Accepting the reality of our loss is necessary for healing to occur. The more we resist this new reality, the longer it will take us to get through our grieving process. As we gradually accept the loss and move on, we establish a new equilibrium. Pain and sorrow subside. Confusion is gradually replaced by new outlook in life and new purpose.

For most people, life goes on. Some may even find a renewed vigor and appreciation of life.

Pathological Grief

However, there is a handful who may continue to have symptoms of grief that are far too long, too debilitating and too intense. This would be considered pathological grief and would require consultation with a psychiatrist.

Cultivate a Friendship with Death

Cultivate a Friendship with Death

Why We Fear Death

“Men fear death as children fear to go in the dark.” – Bacon

There may be a thousand reasons why we fear death, but most of all we fear death because we fear the unknown, and death is an unknown entity to most people. We fear that dying may be painful and we do not know what will happen to us at the point of death.

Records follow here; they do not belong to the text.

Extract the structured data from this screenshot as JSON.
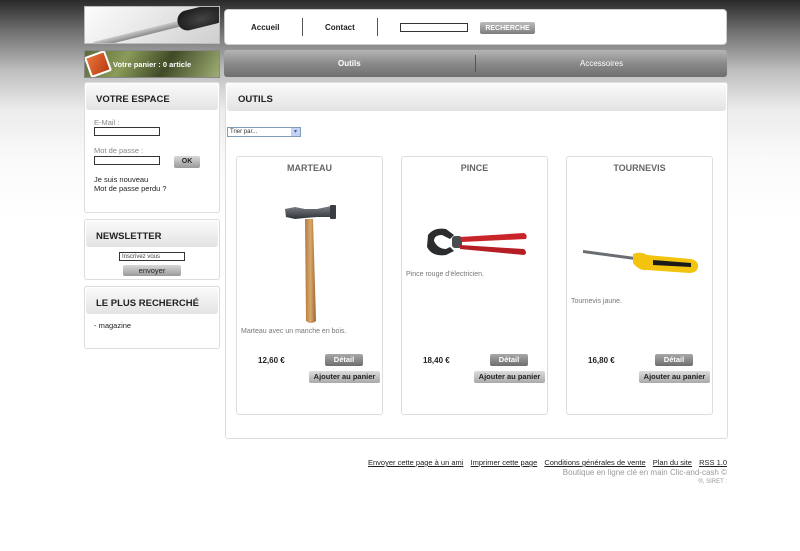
{
  "header": {
    "nav": {
      "home": "Accueil",
      "contact": "Contact"
    },
    "search": {
      "value": "",
      "button": "RECHERCHE"
    }
  },
  "cart": {
    "text": "Votre panier : 0 article"
  },
  "categories": [
    {
      "label": "Outils"
    },
    {
      "label": "Accessoires"
    }
  ],
  "sidebar": {
    "account": {
      "title": "VOTRE ESPACE",
      "email_label": "E-Mail :",
      "password_label": "Mot de passe :",
      "ok_button": "OK",
      "register_link": "Je suis nouveau",
      "forgot_link": "Mot de passe perdu ?"
    },
    "newsletter": {
      "title": "NEWSLETTER",
      "input_value": "Inscrivez vous",
      "button": "envoyer"
    },
    "popular": {
      "title": "LE PLUS RECHERCHÉ",
      "items": [
        "- magazine"
      ]
    }
  },
  "main": {
    "title": "OUTILS",
    "sort": {
      "selected": "Trier par..."
    },
    "products": [
      {
        "name": "MARTEAU",
        "description": "Marteau avec un manche en bois.",
        "price": "12,60 €",
        "detail": "Détail",
        "add": "Ajouter au panier"
      },
      {
        "name": "PINCE",
        "description": "Pince rouge d'électricien.",
        "price": "18,40 €",
        "detail": "Détail",
        "add": "Ajouter au panier"
      },
      {
        "name": "TOURNEVIS",
        "description": "Tournevis jaune.",
        "price": "16,80 €",
        "detail": "Détail",
        "add": "Ajouter au panier"
      }
    ]
  },
  "footer": {
    "links": [
      "Envoyer cette page à un ami",
      "Imprimer cette page",
      "Conditions générales de vente",
      "Plan du site",
      "RSS 1.0"
    ],
    "copyright": "Boutique en ligne clé en main Clic-and-cash ©",
    "siret": "®, SIRET :"
  }
}
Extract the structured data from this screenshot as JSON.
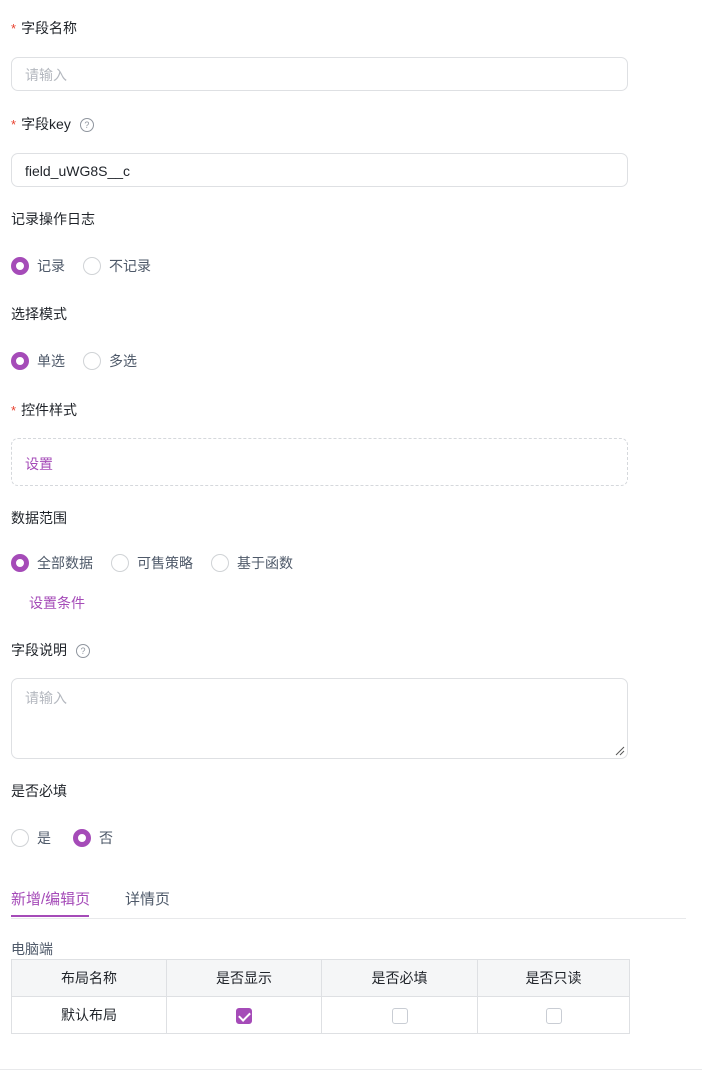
{
  "field_name": {
    "label": "字段名称",
    "required_mark": "*",
    "placeholder": "请输入"
  },
  "field_key": {
    "label": "字段key",
    "required_mark": "*",
    "help": "?",
    "value": "field_uWG8S__c"
  },
  "operation_log": {
    "label": "记录操作日志",
    "options": [
      {
        "label": "记录",
        "checked": true
      },
      {
        "label": "不记录",
        "checked": false
      }
    ]
  },
  "select_mode": {
    "label": "选择模式",
    "options": [
      {
        "label": "单选",
        "checked": true
      },
      {
        "label": "多选",
        "checked": false
      }
    ]
  },
  "control_style": {
    "label": "控件样式",
    "required_mark": "*",
    "setting_link": "设置"
  },
  "data_range": {
    "label": "数据范围",
    "options": [
      {
        "label": "全部数据",
        "checked": true
      },
      {
        "label": "可售策略",
        "checked": false
      },
      {
        "label": "基于函数",
        "checked": false
      }
    ],
    "condition_link": "设置条件"
  },
  "field_desc": {
    "label": "字段说明",
    "help": "?",
    "placeholder": "请输入"
  },
  "required_field": {
    "label": "是否必填",
    "options": [
      {
        "label": "是",
        "checked": false
      },
      {
        "label": "否",
        "checked": true
      }
    ]
  },
  "tabs": [
    {
      "label": "新增/编辑页",
      "active": true
    },
    {
      "label": "详情页",
      "active": false
    }
  ],
  "layout_table": {
    "section_title": "电脑端",
    "headers": [
      "布局名称",
      "是否显示",
      "是否必填",
      "是否只读"
    ],
    "rows": [
      {
        "name": "默认布局",
        "show": true,
        "required": false,
        "readonly": false
      }
    ]
  },
  "colors": {
    "accent": "#a54bb8",
    "required": "#e8412f",
    "border": "#dee0e3"
  }
}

Some people fear death because they imagine the dying process to be very painful. Death is not painful. In fact, death is often very peaceful and silent even for those suffering from cancers or other terminal illness.

Read More Read More

A Memorable Death

A Memorable Death

Marvin is 55 years old and he has a brain tumour. He is getting physically weaker by the day and is now having difficulty in breathing. However, he is still mentally very alert.

Although Marvin knows that death is imminent, he does not seem to fear death, at least not outwardly. As he is not talking very much about his impending death, I take it as a sign that he or those around him have not fully accepted the reality of his situation. I personally feel if this hurdle is overcome, it would make a tremendous change for all.

Read More Read More

On Death and Dying

On Death and Dying

While I was having my lunch two days ago, a patient of mine approached me and made a request that I go to her house to see her husband who is dying of cancer.

Her husband has been suffering of a cancer of the neck which has spread to the liver and other parts of his body for many months. He was growing weaker by the day and his body was getting thinner and more cachexic each time I saw him. I have been visiting him at his home once in a while to help change his urinary cathether.

When we reached her house, I went in and upon looking at her husband, I realised that he had died. To make sure, I checked his carotid pulse, a major pulse at the neck, and found that it was absent. There was no more spontaneous breathing and his pupils were fully dilated and not reactive to lights. I therefore pronounced him dead.

Read More Read More

How to Overcome the Fear of Dying

How to Overcome the Fear of Dying

As a doctor and a hospice volunteer, one of the most common fears that I encounter in my job is the fear of dying. In fact, this fear is so common that we have come to accept it as part and parcel of our life. In our fear-driven world where a lot of our actions are motivated by fear, the fear of dying seems like just another fear we need to live with.

However, I have had the good fortune to come across people who are able to die with courage, dignity and peace. During their final days and even up to the moment of death, they remained in peace and without a trace of fear. It almost looked as if they welcome death.

Regardless of the kind of illnesses they may be suffering from, each of these people have some common traits.

Read More Read More